Durham to hold education rally, teacher ‘walk-in’

Nov. 01, 2013 @ 03:42 PM

NOTE: Rally has been postponed because of inclement weather. See full story on our home page.

Even as Republican legislators push back against Monday’s planned “walk-ins” by teachers in some of the state’s school districts, local teachers and schools are moving ahead with a series of events in support of the movement to protest state budget cuts to public schools.
At Durham School of the Arts (DSA) this afternoon, teachers, students and others supporters dressed in red and carrying signs will gather in the front yard of the school’s Carr Building at 4 p.m., to prepare for a march to the CCB Plaza downtown for a districtwide “Pep Rally for Education” that will begin at 4:30 p.m. 
Once there, they will join others from the Durham Public Schools for music, poems and speeches from a long list of supporters that includes State Rep. Paul Luebke, D-District 30.
“The state Legislature has been drastically cutting the budget for education and making policy changes that are going to damage education for years to come,” said Marty Gensemer-Ramirez, an English as a second language teacher Durham Association of Education representative at DSA.
The pep rally (the organizers – the DAE and Durham People’s Alliance -- hope the rain in the forecast holds off) comes in advance of the teacher “walk-in” taking place Monday at several Durham schools, as well as in other school districts across the state.
State Sen. Floyd McKissick, D-District 20, who helped to integrate Durham’s public schools in 1964, will be the guest speaker for DSA’s “walk-in,” which will start at 8 a.m., in front of Weaver Auditorium.

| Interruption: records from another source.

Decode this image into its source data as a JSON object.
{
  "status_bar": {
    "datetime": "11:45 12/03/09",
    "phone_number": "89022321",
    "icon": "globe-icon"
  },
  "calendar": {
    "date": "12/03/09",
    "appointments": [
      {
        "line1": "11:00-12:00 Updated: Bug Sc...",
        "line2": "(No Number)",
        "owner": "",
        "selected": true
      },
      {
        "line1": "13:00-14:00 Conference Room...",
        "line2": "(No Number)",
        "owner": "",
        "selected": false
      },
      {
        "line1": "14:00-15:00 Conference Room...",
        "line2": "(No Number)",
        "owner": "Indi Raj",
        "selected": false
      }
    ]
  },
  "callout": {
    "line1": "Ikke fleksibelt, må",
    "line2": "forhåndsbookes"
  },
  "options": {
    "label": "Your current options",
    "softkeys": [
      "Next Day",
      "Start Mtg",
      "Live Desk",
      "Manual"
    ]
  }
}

Hillside High has also planned an event, as well as Rogers-Herr Middle School where teachers, students, parents and other supporters have been asked to arrive at school at 7 a.m., wearing red and to attend a 2:45 p.m. session in the school’s cafeteria to discuss the state of North Carolina’s public schools.  

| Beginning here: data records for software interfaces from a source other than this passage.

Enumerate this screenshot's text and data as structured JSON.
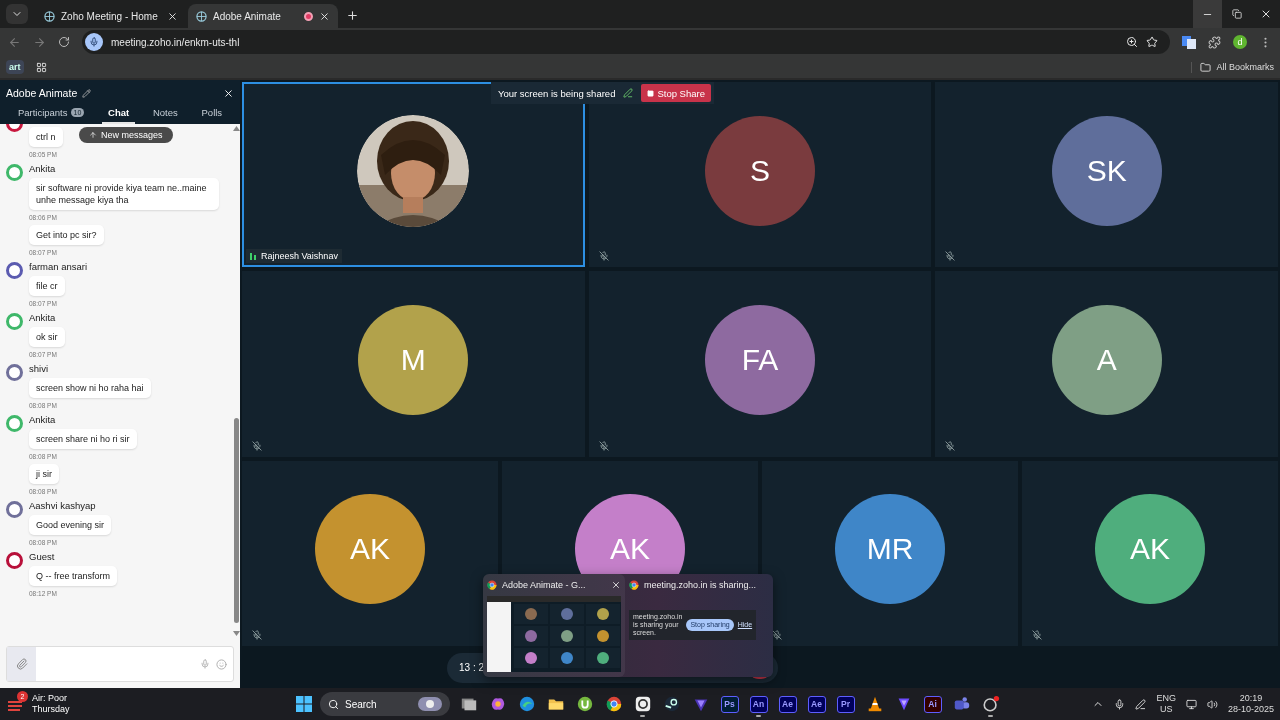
{
  "browser": {
    "tabs": [
      {
        "title": "Zoho Meeting - Home",
        "selected": false,
        "recording": false
      },
      {
        "title": "Adobe Animate",
        "selected": true,
        "recording": true
      }
    ],
    "url": "meeting.zoho.in/enkm-uts-thl",
    "profile_initial": "d",
    "bookmark": "art",
    "all_bookmarks": "All Bookmarks"
  },
  "meeting": {
    "title": "Adobe Animate",
    "tabs": [
      {
        "label": "Participants",
        "badge": "10",
        "selected": false
      },
      {
        "label": "Chat",
        "selected": true
      },
      {
        "label": "Notes",
        "selected": false
      },
      {
        "label": "Polls",
        "selected": false
      }
    ],
    "new_messages": "New messages",
    "messages": [
      {
        "color": "#c8173e",
        "text": "ctrl n",
        "time": "08:05 PM"
      },
      {
        "sender": "Ankita",
        "color": "#3fb86a",
        "text": "sir software ni provide kiya team ne..maine unhe message kiya tha",
        "time": "08:06 PM"
      },
      {
        "text": "Get into pc sir?",
        "time": "08:07 PM"
      },
      {
        "sender": "farman ansari",
        "color": "#5b5bb0",
        "text": "file cr",
        "time": "08:07 PM"
      },
      {
        "sender": "Ankita",
        "color": "#3fb86a",
        "text": "ok sir",
        "time": "08:07 PM"
      },
      {
        "sender": "shivi",
        "color": "#70709a",
        "text": "screen show ni ho raha hai",
        "time": "08:08 PM"
      },
      {
        "sender": "Ankita",
        "color": "#3fb86a",
        "text": "screen share ni ho ri sir",
        "time": "08:08 PM"
      },
      {
        "text": "ji sir",
        "time": "08:08 PM"
      },
      {
        "sender": "Aashvi kashyap",
        "color": "#70709a",
        "text": "Good evening sir",
        "time": "08:08 PM"
      },
      {
        "sender": "Guest",
        "color": "#b8103a",
        "text": "Q -- free transform",
        "time": "08:12 PM"
      }
    ],
    "share_banner": {
      "text": "Your screen is being shared",
      "button": "Stop Share"
    },
    "tile_rows": [
      [
        {
          "kind": "video",
          "name": "Rajneesh Vaishnav",
          "selected": true,
          "muted": false,
          "speaking": true
        },
        {
          "kind": "avatar",
          "initials": "S",
          "color": "#7a3b3e",
          "selected": false,
          "muted": true
        },
        {
          "kind": "avatar",
          "initials": "SK",
          "color": "#5f6e9b",
          "selected": false,
          "muted": true
        }
      ],
      [
        {
          "kind": "avatar",
          "initials": "M",
          "color": "#b2a24b",
          "selected": false,
          "muted": true
        },
        {
          "kind": "avatar",
          "initials": "FA",
          "color": "#8e6aa0",
          "selected": false,
          "muted": true
        },
        {
          "kind": "avatar",
          "initials": "A",
          "color": "#7f9f85",
          "selected": false,
          "muted": true
        }
      ],
      [
        {
          "kind": "avatar",
          "initials": "AK",
          "color": "#c4922f",
          "selected": false,
          "muted": true
        },
        {
          "kind": "avatar",
          "initials": "AK",
          "color": "#c47fc9",
          "selected": false
        },
        {
          "kind": "avatar",
          "initials": "MR",
          "color": "#3f86c8",
          "selected": false,
          "muted": true
        },
        {
          "kind": "avatar",
          "initials": "AK",
          "color": "#4fae7d",
          "selected": false,
          "muted": true
        }
      ]
    ],
    "timer": "13 : 2"
  },
  "preview_popup": {
    "windows": [
      {
        "kind": "meeting",
        "title": "Adobe Animate - G..."
      },
      {
        "kind": "notice",
        "title": "meeting.zoho.in is sharing...",
        "notice": "meeting.zoho.in is sharing your screen.",
        "button": "Stop sharing",
        "link": "Hide"
      }
    ]
  },
  "taskbar": {
    "weather_badge": "2",
    "weather": "Air: Poor",
    "day": "Thursday",
    "search": "Search",
    "pinned": [
      {
        "kind": "icon",
        "running": false
      },
      {
        "kind": "icon",
        "running": false
      },
      {
        "kind": "icon",
        "running": false
      },
      {
        "kind": "icon",
        "running": false
      },
      {
        "kind": "icon",
        "running": false
      },
      {
        "kind": "icon",
        "running": false
      },
      {
        "kind": "icon",
        "running": true
      },
      {
        "kind": "icon",
        "running": false
      },
      {
        "kind": "icon",
        "running": false
      },
      {
        "kind": "app",
        "label": "Ps",
        "color": "#001e36",
        "running": false
      },
      {
        "kind": "app",
        "label": "An",
        "color": "#00005b",
        "running": true
      },
      {
        "kind": "app",
        "label": "Ae",
        "color": "#00005b",
        "running": false
      },
      {
        "kind": "app",
        "label": "Ae",
        "color": "#00005b",
        "running": false
      },
      {
        "kind": "app",
        "label": "Pr",
        "color": "#00005b",
        "running": false
      },
      {
        "kind": "icon",
        "running": false
      },
      {
        "kind": "icon",
        "running": false
      },
      {
        "kind": "app",
        "label": "Ai",
        "color": "#330000",
        "running": false
      },
      {
        "kind": "icon",
        "running": false
      },
      {
        "kind": "icon",
        "running": true
      }
    ],
    "language": "ENG",
    "region": "US",
    "time": "20:19",
    "date": "28-10-2025"
  }
}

The idea of a “walk-in” began as a “walk-out” in September to protest low pay and working conditions.
But the educators organizing the event on a website quickly realized that teachers in North Carolina are prohibited by law from striking.
In recent days, two Republican lawmakers, Sen. Neal Hunt, R-District 15, and Senate leader Phil Berger have questioned whether it’s appropriate for teachers to hold what they contend amount to political events in public schools.  
The two got involved after a parent in Raleigh complained that her child’s school was holding a “walk-in” during school hours.
Durham officials said most “walk-in” events in Durham will be held either before or after school.
“It kind of varies from school to school when they’re planning their event,” said Andrea Underwood, president of the Durham Association of Educators. “There will not be any lost instructional time. There will be lesson plans in every classroom for students to engage in learning.”
Underwood bristled at the notion that the “walk-ins” are political, favoring one party over another.
“I don’t think it’s political at all,” Underwood said. “It’s about people coming together to have a dialogue about what’s happening in our schools. I think it’s convenient for people to say it’s political. If you have an agenda, then I guess you would say it’s political.” 
School board chairwoman Heidi Carter, who will attend a “walk-in” event at E.K. Powe Elementary School on Monday, said she is confident the events will be conducted in a nonpartisan manner.
“I might be concerned if I believed these events in Durham are being organized in such a way to promote one political view over another,” said Carter, pointing out that the E.K. Powe event is taking place before school begins.
Meanwhile, Gensemer-Ramirez said the event may be political, but not partisan.
“This not coming from the Democratic Party or any Democratic political candidate,” Gensemer-Ramirez said. “If you’re not in support of public education, then you’re lining yourself up against public school teachers.”